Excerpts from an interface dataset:
━━━━

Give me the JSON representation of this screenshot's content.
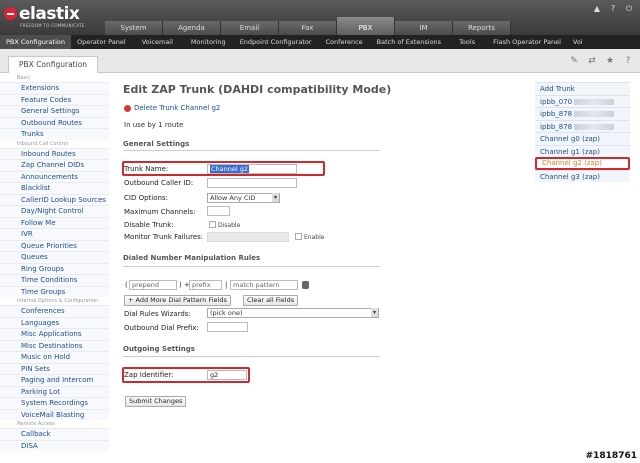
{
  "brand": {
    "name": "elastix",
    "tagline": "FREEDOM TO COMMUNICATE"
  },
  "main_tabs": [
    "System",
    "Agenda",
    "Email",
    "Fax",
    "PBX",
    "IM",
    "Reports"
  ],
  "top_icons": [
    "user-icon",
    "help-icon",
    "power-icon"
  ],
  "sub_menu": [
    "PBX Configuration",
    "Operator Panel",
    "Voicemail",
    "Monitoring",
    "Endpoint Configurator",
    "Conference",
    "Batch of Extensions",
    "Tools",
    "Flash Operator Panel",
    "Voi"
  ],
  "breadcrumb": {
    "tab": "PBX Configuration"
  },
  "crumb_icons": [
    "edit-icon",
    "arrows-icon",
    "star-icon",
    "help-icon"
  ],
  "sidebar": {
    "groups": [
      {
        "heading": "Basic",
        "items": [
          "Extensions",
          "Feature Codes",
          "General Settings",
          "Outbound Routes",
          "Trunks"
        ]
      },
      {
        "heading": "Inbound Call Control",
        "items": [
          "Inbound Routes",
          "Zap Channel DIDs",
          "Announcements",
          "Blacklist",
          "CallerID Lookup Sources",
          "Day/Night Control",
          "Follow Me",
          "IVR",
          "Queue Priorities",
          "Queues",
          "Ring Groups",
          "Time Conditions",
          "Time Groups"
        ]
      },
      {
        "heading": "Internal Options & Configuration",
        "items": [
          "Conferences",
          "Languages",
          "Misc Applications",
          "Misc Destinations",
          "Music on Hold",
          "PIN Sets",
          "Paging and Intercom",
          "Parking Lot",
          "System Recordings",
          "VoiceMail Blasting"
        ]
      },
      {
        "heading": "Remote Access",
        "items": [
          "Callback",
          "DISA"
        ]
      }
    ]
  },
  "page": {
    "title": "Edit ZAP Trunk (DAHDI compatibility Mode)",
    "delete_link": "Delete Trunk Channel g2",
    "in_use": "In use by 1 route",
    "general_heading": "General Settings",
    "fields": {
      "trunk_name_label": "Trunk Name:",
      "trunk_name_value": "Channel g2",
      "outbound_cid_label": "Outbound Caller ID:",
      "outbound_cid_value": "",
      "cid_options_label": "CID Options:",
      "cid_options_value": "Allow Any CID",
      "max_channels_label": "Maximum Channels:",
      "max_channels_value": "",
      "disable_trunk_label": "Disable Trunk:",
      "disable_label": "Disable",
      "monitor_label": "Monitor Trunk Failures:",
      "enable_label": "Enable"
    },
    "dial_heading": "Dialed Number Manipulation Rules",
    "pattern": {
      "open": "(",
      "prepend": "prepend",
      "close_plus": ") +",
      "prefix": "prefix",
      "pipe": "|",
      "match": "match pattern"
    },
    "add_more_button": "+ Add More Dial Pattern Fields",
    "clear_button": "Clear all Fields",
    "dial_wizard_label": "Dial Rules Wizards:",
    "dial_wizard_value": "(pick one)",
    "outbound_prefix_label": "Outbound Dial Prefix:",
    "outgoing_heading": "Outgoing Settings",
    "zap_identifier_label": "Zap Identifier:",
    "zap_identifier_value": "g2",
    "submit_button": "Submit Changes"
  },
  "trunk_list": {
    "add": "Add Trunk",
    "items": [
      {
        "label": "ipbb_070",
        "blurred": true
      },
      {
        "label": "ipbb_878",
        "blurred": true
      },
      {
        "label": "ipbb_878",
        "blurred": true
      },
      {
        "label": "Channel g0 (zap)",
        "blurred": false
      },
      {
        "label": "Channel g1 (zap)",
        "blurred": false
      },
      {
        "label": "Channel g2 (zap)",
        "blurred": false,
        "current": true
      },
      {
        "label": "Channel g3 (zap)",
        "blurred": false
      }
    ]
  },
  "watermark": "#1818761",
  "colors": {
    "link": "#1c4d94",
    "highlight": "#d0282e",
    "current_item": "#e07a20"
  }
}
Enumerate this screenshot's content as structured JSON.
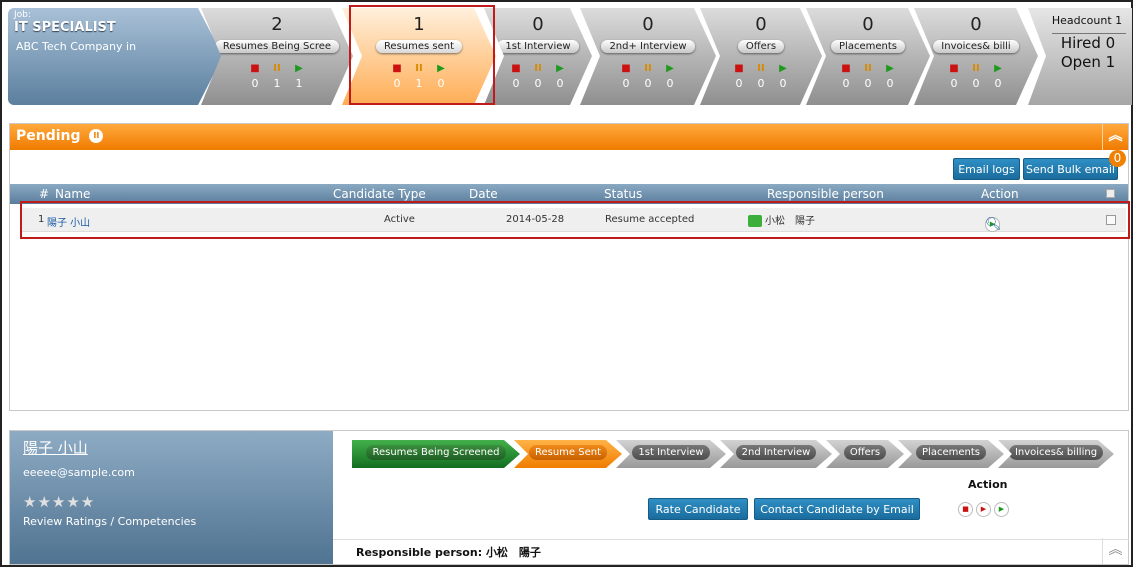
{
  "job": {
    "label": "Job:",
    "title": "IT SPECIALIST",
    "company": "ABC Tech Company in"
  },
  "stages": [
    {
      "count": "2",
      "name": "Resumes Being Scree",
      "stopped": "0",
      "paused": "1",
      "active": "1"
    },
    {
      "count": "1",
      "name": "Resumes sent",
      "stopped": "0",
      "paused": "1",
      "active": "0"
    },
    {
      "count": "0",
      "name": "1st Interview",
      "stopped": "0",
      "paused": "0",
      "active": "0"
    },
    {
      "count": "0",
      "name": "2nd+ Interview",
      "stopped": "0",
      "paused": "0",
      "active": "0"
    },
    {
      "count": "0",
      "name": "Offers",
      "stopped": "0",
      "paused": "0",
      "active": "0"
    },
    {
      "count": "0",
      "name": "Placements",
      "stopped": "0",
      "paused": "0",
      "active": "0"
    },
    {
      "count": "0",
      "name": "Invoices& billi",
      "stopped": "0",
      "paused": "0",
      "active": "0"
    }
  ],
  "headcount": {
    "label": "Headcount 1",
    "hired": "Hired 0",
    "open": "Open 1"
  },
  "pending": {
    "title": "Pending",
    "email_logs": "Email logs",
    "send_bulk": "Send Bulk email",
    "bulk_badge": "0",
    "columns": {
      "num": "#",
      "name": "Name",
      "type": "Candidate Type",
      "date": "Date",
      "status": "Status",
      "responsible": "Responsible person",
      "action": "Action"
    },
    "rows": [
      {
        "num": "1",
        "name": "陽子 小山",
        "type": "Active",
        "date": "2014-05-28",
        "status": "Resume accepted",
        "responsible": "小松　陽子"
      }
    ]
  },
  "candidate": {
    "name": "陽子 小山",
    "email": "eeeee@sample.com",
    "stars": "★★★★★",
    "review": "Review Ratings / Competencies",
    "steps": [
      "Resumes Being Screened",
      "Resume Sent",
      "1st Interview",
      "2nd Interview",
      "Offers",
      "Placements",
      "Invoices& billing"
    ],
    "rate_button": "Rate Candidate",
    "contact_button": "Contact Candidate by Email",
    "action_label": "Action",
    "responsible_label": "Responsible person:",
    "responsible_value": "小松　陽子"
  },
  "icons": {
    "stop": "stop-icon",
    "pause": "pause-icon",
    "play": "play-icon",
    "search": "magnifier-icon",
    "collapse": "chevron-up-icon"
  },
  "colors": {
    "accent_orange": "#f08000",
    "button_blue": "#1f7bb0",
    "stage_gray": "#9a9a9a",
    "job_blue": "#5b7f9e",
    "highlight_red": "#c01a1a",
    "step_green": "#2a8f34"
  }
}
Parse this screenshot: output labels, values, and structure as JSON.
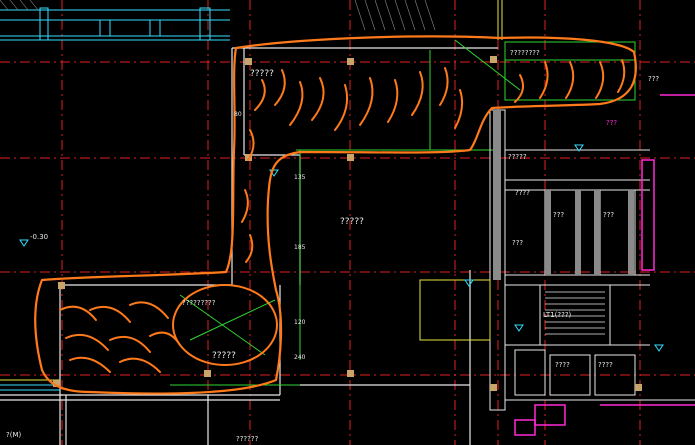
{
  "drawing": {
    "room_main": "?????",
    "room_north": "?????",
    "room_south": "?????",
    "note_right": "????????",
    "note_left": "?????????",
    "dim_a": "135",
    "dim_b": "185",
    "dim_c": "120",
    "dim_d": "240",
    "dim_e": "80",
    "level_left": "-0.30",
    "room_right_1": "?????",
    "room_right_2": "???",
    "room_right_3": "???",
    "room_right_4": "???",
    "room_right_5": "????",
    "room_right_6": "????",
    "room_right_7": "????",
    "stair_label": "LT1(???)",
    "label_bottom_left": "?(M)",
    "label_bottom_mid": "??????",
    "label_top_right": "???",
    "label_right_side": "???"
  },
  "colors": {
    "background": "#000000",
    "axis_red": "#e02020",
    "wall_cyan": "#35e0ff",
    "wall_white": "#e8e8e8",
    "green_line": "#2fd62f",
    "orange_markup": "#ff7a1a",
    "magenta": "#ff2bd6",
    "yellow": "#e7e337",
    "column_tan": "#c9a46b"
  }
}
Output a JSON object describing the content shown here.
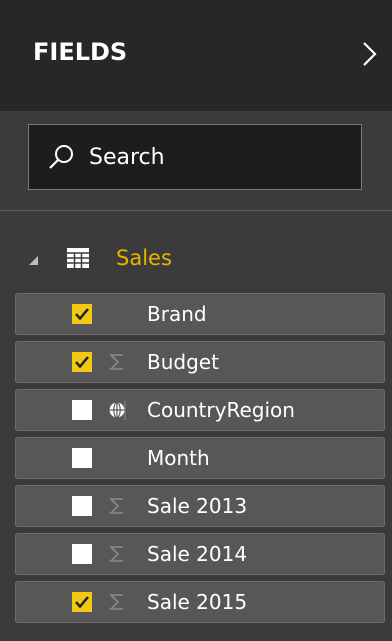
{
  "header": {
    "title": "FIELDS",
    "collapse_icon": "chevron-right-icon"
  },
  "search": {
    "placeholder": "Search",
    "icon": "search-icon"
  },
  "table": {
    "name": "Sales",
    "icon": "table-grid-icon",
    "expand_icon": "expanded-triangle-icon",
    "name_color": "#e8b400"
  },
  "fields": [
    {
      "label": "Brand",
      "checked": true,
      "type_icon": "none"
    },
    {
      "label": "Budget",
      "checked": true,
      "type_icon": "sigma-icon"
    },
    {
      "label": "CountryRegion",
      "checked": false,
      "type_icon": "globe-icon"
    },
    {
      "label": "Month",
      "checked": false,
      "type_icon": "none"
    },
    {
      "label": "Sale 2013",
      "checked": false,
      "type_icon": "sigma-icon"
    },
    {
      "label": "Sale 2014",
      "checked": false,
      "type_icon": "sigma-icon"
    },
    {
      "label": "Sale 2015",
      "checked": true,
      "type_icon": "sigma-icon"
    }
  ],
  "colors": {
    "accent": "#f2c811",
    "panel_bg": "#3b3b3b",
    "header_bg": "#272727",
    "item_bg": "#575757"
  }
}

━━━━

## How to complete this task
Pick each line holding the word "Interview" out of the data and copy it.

## Task result
      "name": "1st Interview",
      "name": "2nd+ Interview",
      "1st Interview",
      "2nd Interview",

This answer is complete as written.